Exercise: Your answer should be the records, copied exactly, with the pictures removed.

Website and app data records:
════════════════════
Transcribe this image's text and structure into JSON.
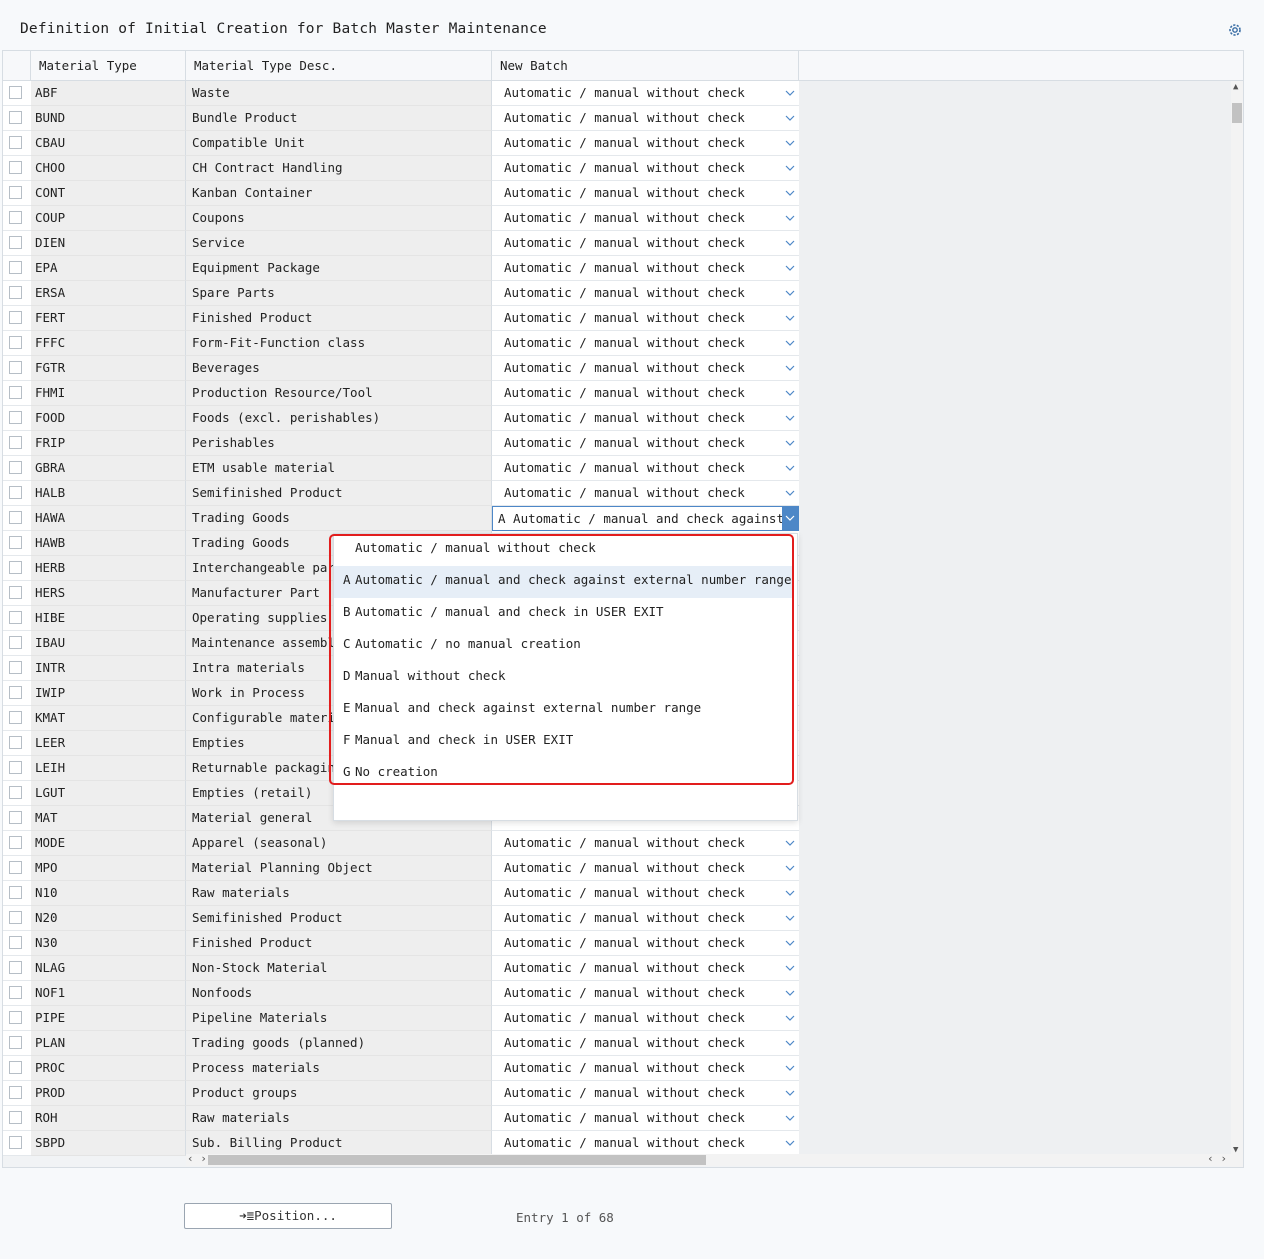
{
  "page": {
    "title": "Definition of Initial Creation for Batch Master Maintenance"
  },
  "header": {
    "col_type": "Material Type",
    "col_desc": "Material Type Desc.",
    "col_batch": "New Batch"
  },
  "rows": [
    {
      "type": "ABF",
      "desc": "Waste",
      "batch": "Automatic / manual without check"
    },
    {
      "type": "BUND",
      "desc": "Bundle Product",
      "batch": "Automatic / manual without check"
    },
    {
      "type": "CBAU",
      "desc": "Compatible Unit",
      "batch": "Automatic / manual without check"
    },
    {
      "type": "CHOO",
      "desc": "CH Contract Handling",
      "batch": "Automatic / manual without check"
    },
    {
      "type": "CONT",
      "desc": "Kanban Container",
      "batch": "Automatic / manual without check"
    },
    {
      "type": "COUP",
      "desc": "Coupons",
      "batch": "Automatic / manual without check"
    },
    {
      "type": "DIEN",
      "desc": "Service",
      "batch": "Automatic / manual without check"
    },
    {
      "type": "EPA",
      "desc": "Equipment Package",
      "batch": "Automatic / manual without check"
    },
    {
      "type": "ERSA",
      "desc": "Spare Parts",
      "batch": "Automatic / manual without check"
    },
    {
      "type": "FERT",
      "desc": "Finished Product",
      "batch": "Automatic / manual without check"
    },
    {
      "type": "FFFC",
      "desc": "Form-Fit-Function class",
      "batch": "Automatic / manual without check"
    },
    {
      "type": "FGTR",
      "desc": "Beverages",
      "batch": "Automatic / manual without check"
    },
    {
      "type": "FHMI",
      "desc": "Production Resource/Tool",
      "batch": "Automatic / manual without check"
    },
    {
      "type": "FOOD",
      "desc": "Foods (excl. perishables)",
      "batch": "Automatic / manual without check"
    },
    {
      "type": "FRIP",
      "desc": "Perishables",
      "batch": "Automatic / manual without check"
    },
    {
      "type": "GBRA",
      "desc": "ETM usable material",
      "batch": "Automatic / manual without check"
    },
    {
      "type": "HALB",
      "desc": "Semifinished Product",
      "batch": "Automatic / manual without check"
    },
    {
      "type": "HAWA",
      "desc": "Trading Goods",
      "batch": "A Automatic / manual and check against ex"
    },
    {
      "type": "HAWB",
      "desc": "Trading Goods",
      "batch": ""
    },
    {
      "type": "HERB",
      "desc": "Interchangeable part",
      "batch": ""
    },
    {
      "type": "HERS",
      "desc": "Manufacturer Part",
      "batch": ""
    },
    {
      "type": "HIBE",
      "desc": "Operating supplies",
      "batch": ""
    },
    {
      "type": "IBAU",
      "desc": "Maintenance assemblie",
      "batch": ""
    },
    {
      "type": "INTR",
      "desc": "Intra materials",
      "batch": ""
    },
    {
      "type": "IWIP",
      "desc": "Work in Process",
      "batch": ""
    },
    {
      "type": "KMAT",
      "desc": "Configurable material",
      "batch": ""
    },
    {
      "type": "LEER",
      "desc": "Empties",
      "batch": ""
    },
    {
      "type": "LEIH",
      "desc": "Returnable packaging",
      "batch": ""
    },
    {
      "type": "LGUT",
      "desc": "Empties (retail)",
      "batch": ""
    },
    {
      "type": "MAT",
      "desc": "Material general",
      "batch": ""
    },
    {
      "type": "MODE",
      "desc": "Apparel (seasonal)",
      "batch": "Automatic / manual without check"
    },
    {
      "type": "MPO",
      "desc": "Material Planning Object",
      "batch": "Automatic / manual without check"
    },
    {
      "type": "N10",
      "desc": "Raw materials",
      "batch": "Automatic / manual without check"
    },
    {
      "type": "N20",
      "desc": "Semifinished Product",
      "batch": "Automatic / manual without check"
    },
    {
      "type": "N30",
      "desc": "Finished Product",
      "batch": "Automatic / manual without check"
    },
    {
      "type": "NLAG",
      "desc": "Non-Stock Material",
      "batch": "Automatic / manual without check"
    },
    {
      "type": "NOF1",
      "desc": "Nonfoods",
      "batch": "Automatic / manual without check"
    },
    {
      "type": "PIPE",
      "desc": "Pipeline Materials",
      "batch": "Automatic / manual without check"
    },
    {
      "type": "PLAN",
      "desc": "Trading goods (planned)",
      "batch": "Automatic / manual without check"
    },
    {
      "type": "PROC",
      "desc": "Process materials",
      "batch": "Automatic / manual without check"
    },
    {
      "type": "PROD",
      "desc": "Product groups",
      "batch": "Automatic / manual without check"
    },
    {
      "type": "ROH",
      "desc": "Raw materials",
      "batch": "Automatic / manual without check"
    },
    {
      "type": "SBPD",
      "desc": "Sub. Billing Product",
      "batch": "Automatic / manual without check"
    }
  ],
  "dropdown": {
    "options": [
      {
        "key": "",
        "label": "Automatic / manual without check"
      },
      {
        "key": "A",
        "label": "Automatic / manual and check against external number range"
      },
      {
        "key": "B",
        "label": "Automatic / manual and check in USER EXIT"
      },
      {
        "key": "C",
        "label": "Automatic / no manual creation"
      },
      {
        "key": "D",
        "label": "Manual without check"
      },
      {
        "key": "E",
        "label": "Manual and check against external number range"
      },
      {
        "key": "F",
        "label": "Manual and check in USER EXIT"
      },
      {
        "key": "G",
        "label": "No creation"
      }
    ],
    "highlighted_key": "A"
  },
  "footer": {
    "position_button": "Position...",
    "position_icon": "arrow-into-list-icon",
    "entry": "Entry 1 of 68"
  },
  "icons": {
    "settings": "gear-icon",
    "dropdown": "chevron-down-icon"
  },
  "colors": {
    "accent": "#4d87c7",
    "highlight_box": "#e21d1d",
    "selected_option": "#e6eef7"
  }
}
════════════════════
Response box:
Transcribe this image's text and structure into JSON.
{
  "page": {
    "title": "Definition of Initial Creation for Batch Master Maintenance"
  },
  "header": {
    "col_type": "Material Type",
    "col_desc": "Material Type Desc.",
    "col_batch": "New Batch"
  },
  "rows": [
    {
      "type": "ABF",
      "desc": "Waste",
      "batch": "Automatic / manual without check"
    },
    {
      "type": "BUND",
      "desc": "Bundle Product",
      "batch": "Automatic / manual without check"
    },
    {
      "type": "CBAU",
      "desc": "Compatible Unit",
      "batch": "Automatic / manual without check"
    },
    {
      "type": "CHOO",
      "desc": "CH Contract Handling",
      "batch": "Automatic / manual without check"
    },
    {
      "type": "CONT",
      "desc": "Kanban Container",
      "batch": "Automatic / manual without check"
    },
    {
      "type": "COUP",
      "desc": "Coupons",
      "batch": "Automatic / manual without check"
    },
    {
      "type": "DIEN",
      "desc": "Service",
      "batch": "Automatic / manual without check"
    },
    {
      "type": "EPA",
      "desc": "Equipment Package",
      "batch": "Automatic / manual without check"
    },
    {
      "type": "ERSA",
      "desc": "Spare Parts",
      "batch": "Automatic / manual without check"
    },
    {
      "type": "FERT",
      "desc": "Finished Product",
      "batch": "Automatic / manual without check"
    },
    {
      "type": "FFFC",
      "desc": "Form-Fit-Function class",
      "batch": "Automatic / manual without check"
    },
    {
      "type": "FGTR",
      "desc": "Beverages",
      "batch": "Automatic / manual without check"
    },
    {
      "type": "FHMI",
      "desc": "Production Resource/Tool",
      "batch": "Automatic / manual without check"
    },
    {
      "type": "FOOD",
      "desc": "Foods (excl. perishables)",
      "batch": "Automatic / manual without check"
    },
    {
      "type": "FRIP",
      "desc": "Perishables",
      "batch": "Automatic / manual without check"
    },
    {
      "type": "GBRA",
      "desc": "ETM usable material",
      "batch": "Automatic / manual without check"
    },
    {
      "type": "HALB",
      "desc": "Semifinished Product",
      "batch": "Automatic / manual without check"
    },
    {
      "type": "HAWA",
      "desc": "Trading Goods",
      "batch": "A Automatic / manual and check against ex"
    },
    {
      "type": "HAWB",
      "desc": "Trading Goods",
      "batch": ""
    },
    {
      "type": "HERB",
      "desc": "Interchangeable part",
      "batch": ""
    },
    {
      "type": "HERS",
      "desc": "Manufacturer Part",
      "batch": ""
    },
    {
      "type": "HIBE",
      "desc": "Operating supplies",
      "batch": ""
    },
    {
      "type": "IBAU",
      "desc": "Maintenance assemblie",
      "batch": ""
    },
    {
      "type": "INTR",
      "desc": "Intra materials",
      "batch": ""
    },
    {
      "type": "IWIP",
      "desc": "Work in Process",
      "batch": ""
    },
    {
      "type": "KMAT",
      "desc": "Configurable material",
      "batch": ""
    },
    {
      "type": "LEER",
      "desc": "Empties",
      "batch": ""
    },
    {
      "type": "LEIH",
      "desc": "Returnable packaging",
      "batch": ""
    },
    {
      "type": "LGUT",
      "desc": "Empties (retail)",
      "batch": ""
    },
    {
      "type": "MAT",
      "desc": "Material general",
      "batch": ""
    },
    {
      "type": "MODE",
      "desc": "Apparel (seasonal)",
      "batch": "Automatic / manual without check"
    },
    {
      "type": "MPO",
      "desc": "Material Planning Object",
      "batch": "Automatic / manual without check"
    },
    {
      "type": "N10",
      "desc": "Raw materials",
      "batch": "Automatic / manual without check"
    },
    {
      "type": "N20",
      "desc": "Semifinished Product",
      "batch": "Automatic / manual without check"
    },
    {
      "type": "N30",
      "desc": "Finished Product",
      "batch": "Automatic / manual without check"
    },
    {
      "type": "NLAG",
      "desc": "Non-Stock Material",
      "batch": "Automatic / manual without check"
    },
    {
      "type": "NOF1",
      "desc": "Nonfoods",
      "batch": "Automatic / manual without check"
    },
    {
      "type": "PIPE",
      "desc": "Pipeline Materials",
      "batch": "Automatic / manual without check"
    },
    {
      "type": "PLAN",
      "desc": "Trading goods (planned)",
      "batch": "Automatic / manual without check"
    },
    {
      "type": "PROC",
      "desc": "Process materials",
      "batch": "Automatic / manual without check"
    },
    {
      "type": "PROD",
      "desc": "Product groups",
      "batch": "Automatic / manual without check"
    },
    {
      "type": "ROH",
      "desc": "Raw materials",
      "batch": "Automatic / manual without check"
    },
    {
      "type": "SBPD",
      "desc": "Sub. Billing Product",
      "batch": "Automatic / manual without check"
    }
  ],
  "dropdown": {
    "options": [
      {
        "key": "",
        "label": "Automatic / manual without check"
      },
      {
        "key": "A",
        "label": "Automatic / manual and check against external number range"
      },
      {
        "key": "B",
        "label": "Automatic / manual and check in USER EXIT"
      },
      {
        "key": "C",
        "label": "Automatic / no manual creation"
      },
      {
        "key": "D",
        "label": "Manual without check"
      },
      {
        "key": "E",
        "label": "Manual and check against external number range"
      },
      {
        "key": "F",
        "label": "Manual and check in USER EXIT"
      },
      {
        "key": "G",
        "label": "No creation"
      }
    ],
    "highlighted_key": "A"
  },
  "footer": {
    "position_button": "Position...",
    "position_icon": "arrow-into-list-icon",
    "entry": "Entry 1 of 68"
  },
  "icons": {
    "settings": "gear-icon",
    "dropdown": "chevron-down-icon"
  },
  "colors": {
    "accent": "#4d87c7",
    "highlight_box": "#e21d1d",
    "selected_option": "#e6eef7"
  }
}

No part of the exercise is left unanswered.